Provided records →
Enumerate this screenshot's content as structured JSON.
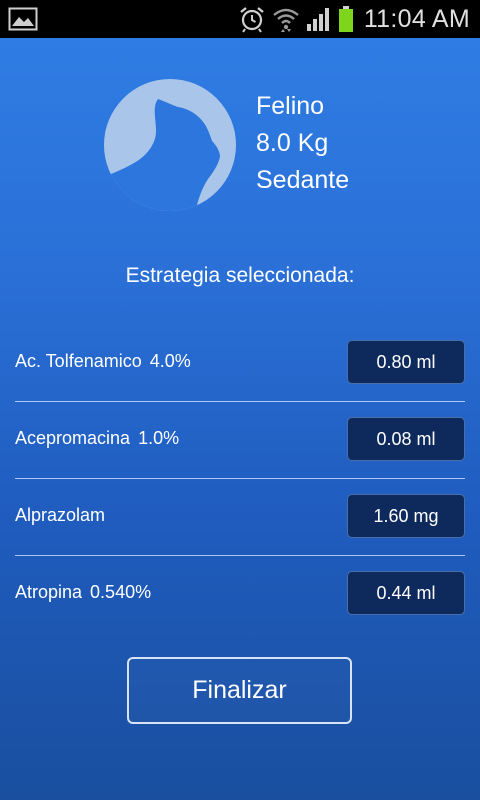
{
  "status_bar": {
    "time": "11:04 AM",
    "icons": [
      "gallery-icon",
      "alarm-icon",
      "wifi-icon",
      "signal-icon",
      "battery-icon"
    ]
  },
  "patient": {
    "species": "Felino",
    "weight": "8.0 Kg",
    "procedure": "Sedante",
    "avatar_icon": "cat-silhouette-icon"
  },
  "strategy_title": "Estrategia seleccionada:",
  "medications": [
    {
      "name": "Ac. Tolfenamico",
      "concentration": "4.0%",
      "dose": "0.80 ml"
    },
    {
      "name": "Acepromacina",
      "concentration": "1.0%",
      "dose": "0.08 ml"
    },
    {
      "name": "Alprazolam",
      "concentration": "",
      "dose": "1.60 mg"
    },
    {
      "name": "Atropina",
      "concentration": "0.540%",
      "dose": "0.44 ml"
    }
  ],
  "finish_button": "Finalizar",
  "colors": {
    "background_top": "#2f7fe6",
    "background_bottom": "#1a4f9f",
    "dose_box": "#0e2a5c",
    "avatar_circle": "#a9c6ea",
    "battery": "#7fd41c"
  }
}
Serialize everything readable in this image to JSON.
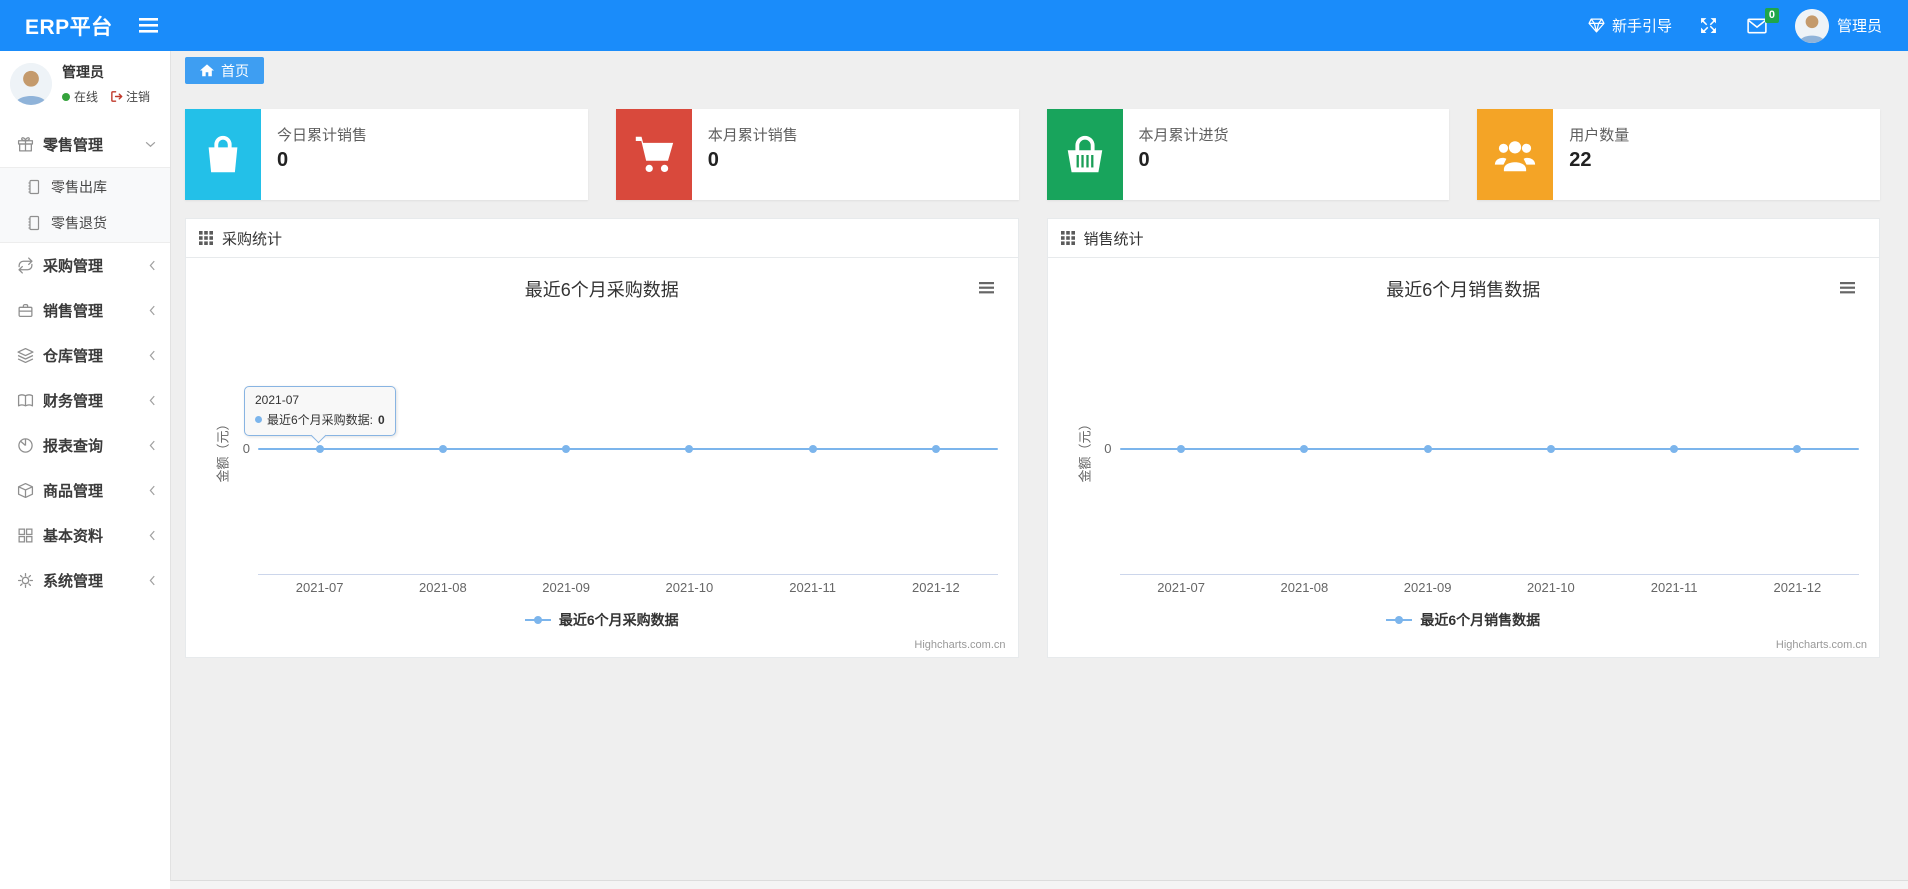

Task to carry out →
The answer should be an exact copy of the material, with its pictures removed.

Result →
Enumerate this screenshot's content as structured JSON.
{
  "status_bar": {
    "time": "11:04 AM",
    "icons": [
      "gallery-icon",
      "alarm-icon",
      "wifi-icon",
      "signal-icon",
      "battery-icon"
    ]
  },
  "patient": {
    "species": "Felino",
    "weight": "8.0 Kg",
    "procedure": "Sedante",
    "avatar_icon": "cat-silhouette-icon"
  },
  "strategy_title": "Estrategia seleccionada:",
  "medications": [
    {
      "name": "Ac. Tolfenamico",
      "concentration": "4.0%",
      "dose": "0.80 ml"
    },
    {
      "name": "Acepromacina",
      "concentration": "1.0%",
      "dose": "0.08 ml"
    },
    {
      "name": "Alprazolam",
      "concentration": "",
      "dose": "1.60 mg"
    },
    {
      "name": "Atropina",
      "concentration": "0.540%",
      "dose": "0.44 ml"
    }
  ],
  "finish_button": "Finalizar",
  "colors": {
    "background_top": "#2f7fe6",
    "background_bottom": "#1a4f9f",
    "dose_box": "#0e2a5c",
    "avatar_circle": "#a9c6ea",
    "battery": "#7fd41c"
  }
}
Serialize everything readable in this image to JSON.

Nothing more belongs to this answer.